Chinese automotive startup Lynk & Co is reportedly looking to build cars in the U.S. A top contender for an assembly plant location is Ridgeville, South Carolina, where the automaker’s parent company, Geely, conveniently owns another plant that is getting ready to produce Volvos.
According to Automotive News, Lynk & Co senior vice president Alain Visser confirmed to Reuters last November that South Carolina is under close examination. China’s Zhejiang Geely Holding Group owns Volvo, Lynk & Co, and the Chinese-market Geely brand.
Lynk & Co is billing itself as a different sort of car company—one where, according to its own website, “The car is almost beside the point.” Nor is Lynk & Co “trying to make you buy a car,” a subtly anti-authority message aimed squarely at Millennials.

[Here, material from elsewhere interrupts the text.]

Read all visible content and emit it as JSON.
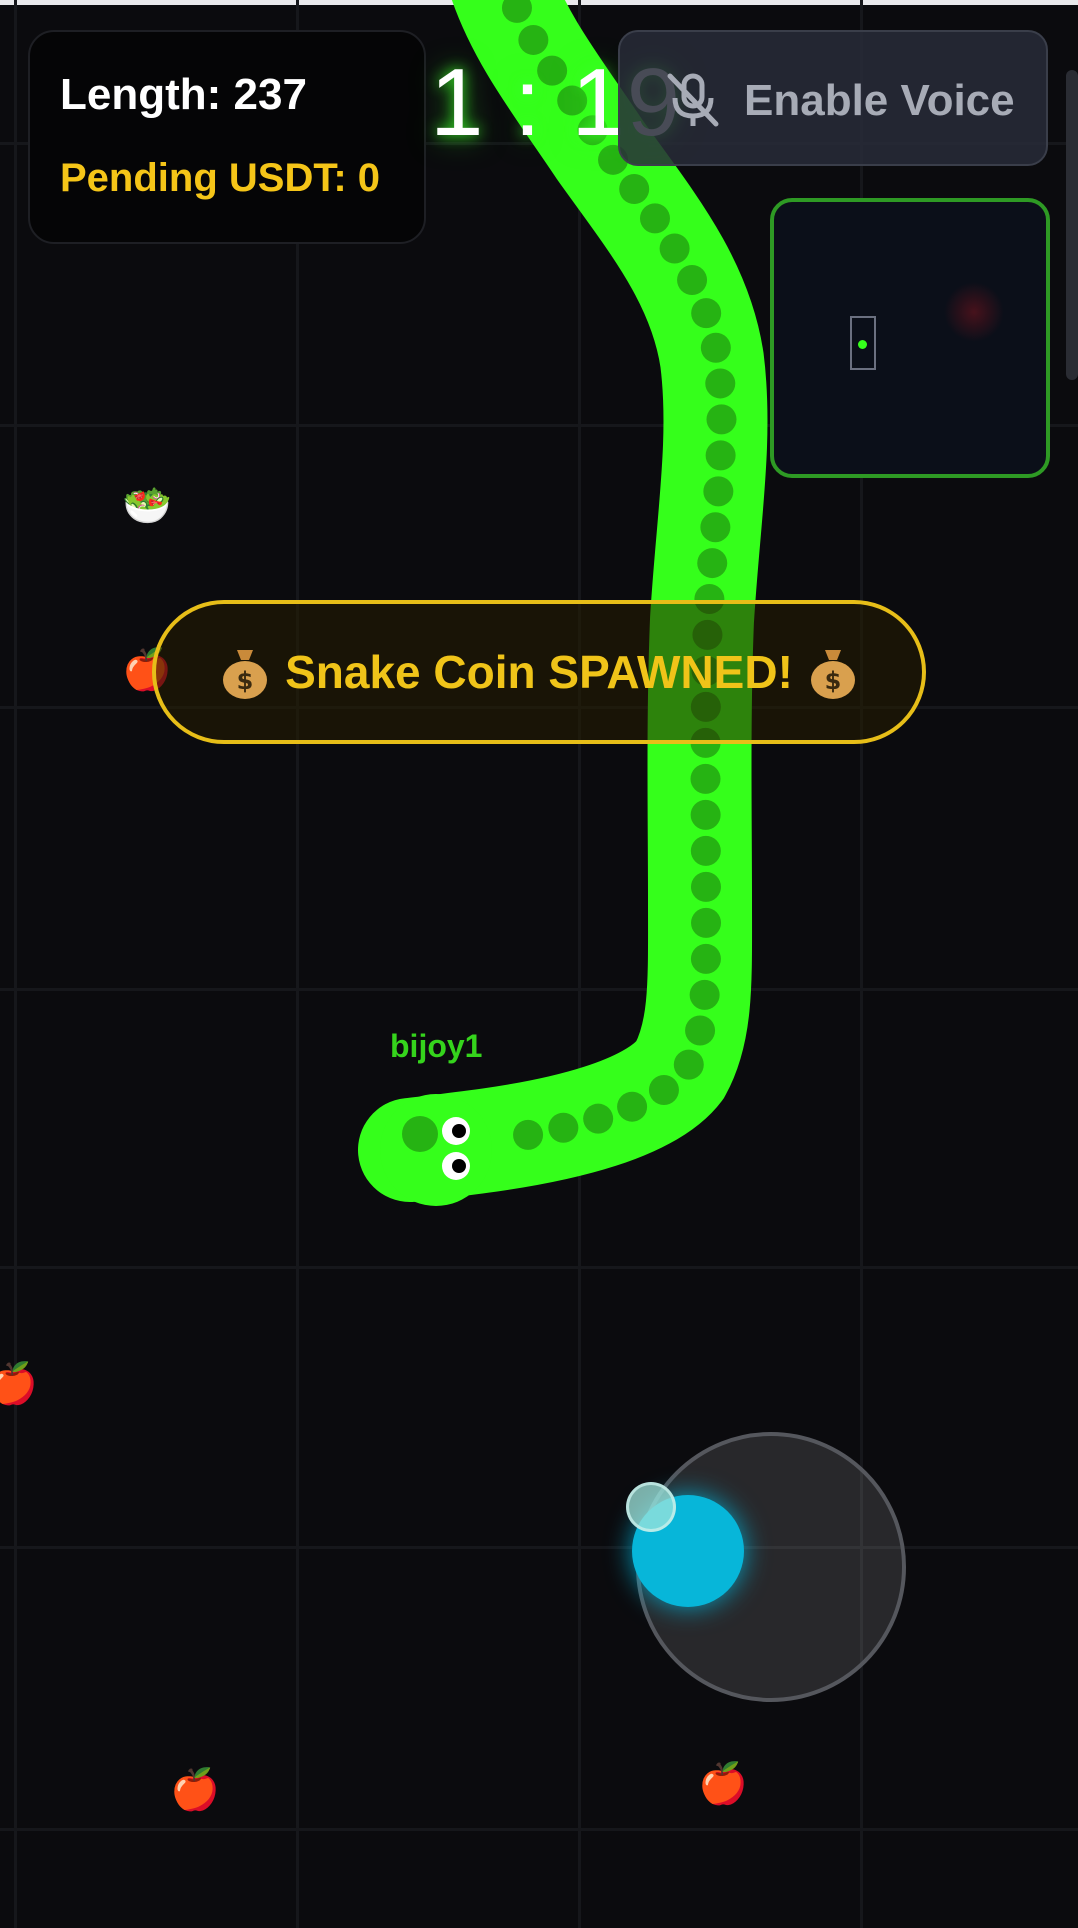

The cars will be made available via purchase, lease or subscription. They will also come equipped with built-in features that make car sharing easy, so owners can operate their own little Zipcar empire. Of course, they will all be “connected” to a variety of social media networks.

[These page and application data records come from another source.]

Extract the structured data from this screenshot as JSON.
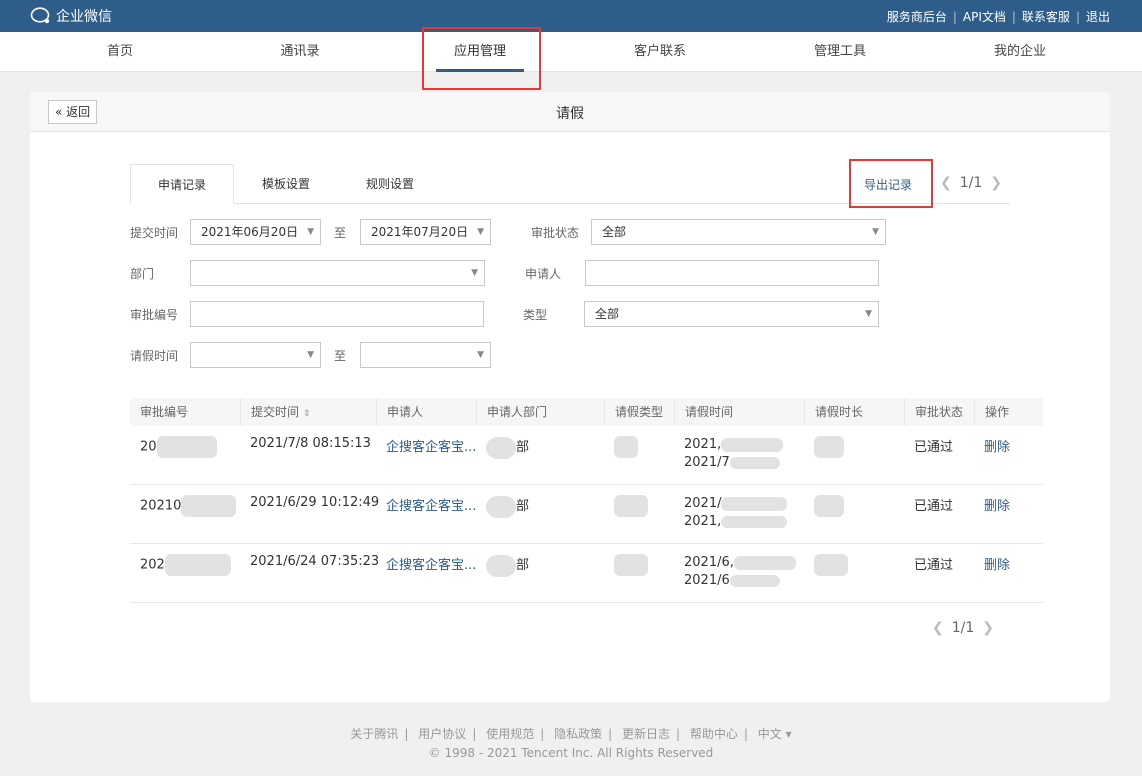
{
  "topbar": {
    "app_name": "企业微信",
    "links": [
      "服务商后台",
      "API文档",
      "联系客服",
      "退出"
    ]
  },
  "nav": {
    "items": [
      "首页",
      "通讯录",
      "应用管理",
      "客户联系",
      "管理工具",
      "我的企业"
    ],
    "active": "应用管理"
  },
  "page": {
    "back_label": "返回",
    "title": "请假"
  },
  "tabs": [
    "申请记录",
    "模板设置",
    "规则设置"
  ],
  "toolbar": {
    "export_label": "导出记录",
    "page_indicator": "1/1"
  },
  "filters": {
    "submit_time_label": "提交时间",
    "submit_start": "2021年06月20日",
    "to_label": "至",
    "submit_end": "2021年07月20日",
    "status_label": "审批状态",
    "status_value": "全部",
    "dept_label": "部门",
    "applicant_label": "申请人",
    "approval_no_label": "审批编号",
    "type_label": "类型",
    "type_value": "全部",
    "leave_time_label": "请假时间"
  },
  "table": {
    "headers": [
      "审批编号",
      "提交时间",
      "申请人",
      "申请人部门",
      "请假类型",
      "请假时间",
      "请假时长",
      "审批状态",
      "操作"
    ],
    "rows": [
      {
        "no": "20",
        "submitted": "2021/7/8 08:15:13",
        "applicant": "企搜客企客宝...",
        "dept": "部",
        "time1": "2021,",
        "time2": "2021/7",
        "status": "已通过",
        "action": "删除"
      },
      {
        "no": "20210",
        "submitted": "2021/6/29 10:12:49",
        "applicant": "企搜客企客宝...",
        "dept": "部",
        "time1": "2021/",
        "time2": "2021,",
        "status": "已通过",
        "action": "删除"
      },
      {
        "no": "202",
        "submitted": "2021/6/24 07:35:23",
        "applicant": "企搜客企客宝...",
        "dept": "部",
        "time1": "2021/6,",
        "time2": "2021/6",
        "status": "已通过",
        "action": "删除"
      }
    ]
  },
  "pager": {
    "label": "1/1"
  },
  "footer": {
    "links": [
      "关于腾讯",
      "用户协议",
      "使用规范",
      "隐私政策",
      "更新日志",
      "帮助中心",
      "中文 ▾"
    ],
    "copyright": "© 1998 - 2021 Tencent Inc. All Rights Reserved"
  },
  "colors": {
    "brand": "#2f5d89",
    "highlight": "#e53935"
  }
}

A South Carolina location makes a lot of sense for Lynk & Co. The company says it will eschew a traditional dealer network, and as the trade journal’s report furthers, “with consumers piecing together options online and ordering their cars directly from the factory.”
With such an open-ended system, a base of operations that has suppliers, distribution and warehousing shared with a traditionally built car—presumably, Volvos will still be sold through traditional channels—may be the only cost-effective solution. Plus, we already know that Lynk & Co cars will share modular platforms with other Volvo and Geely models.
Lynk & Co’s first model, appropriately named the 01, went on sale in China in November.
-- by Ben Hsu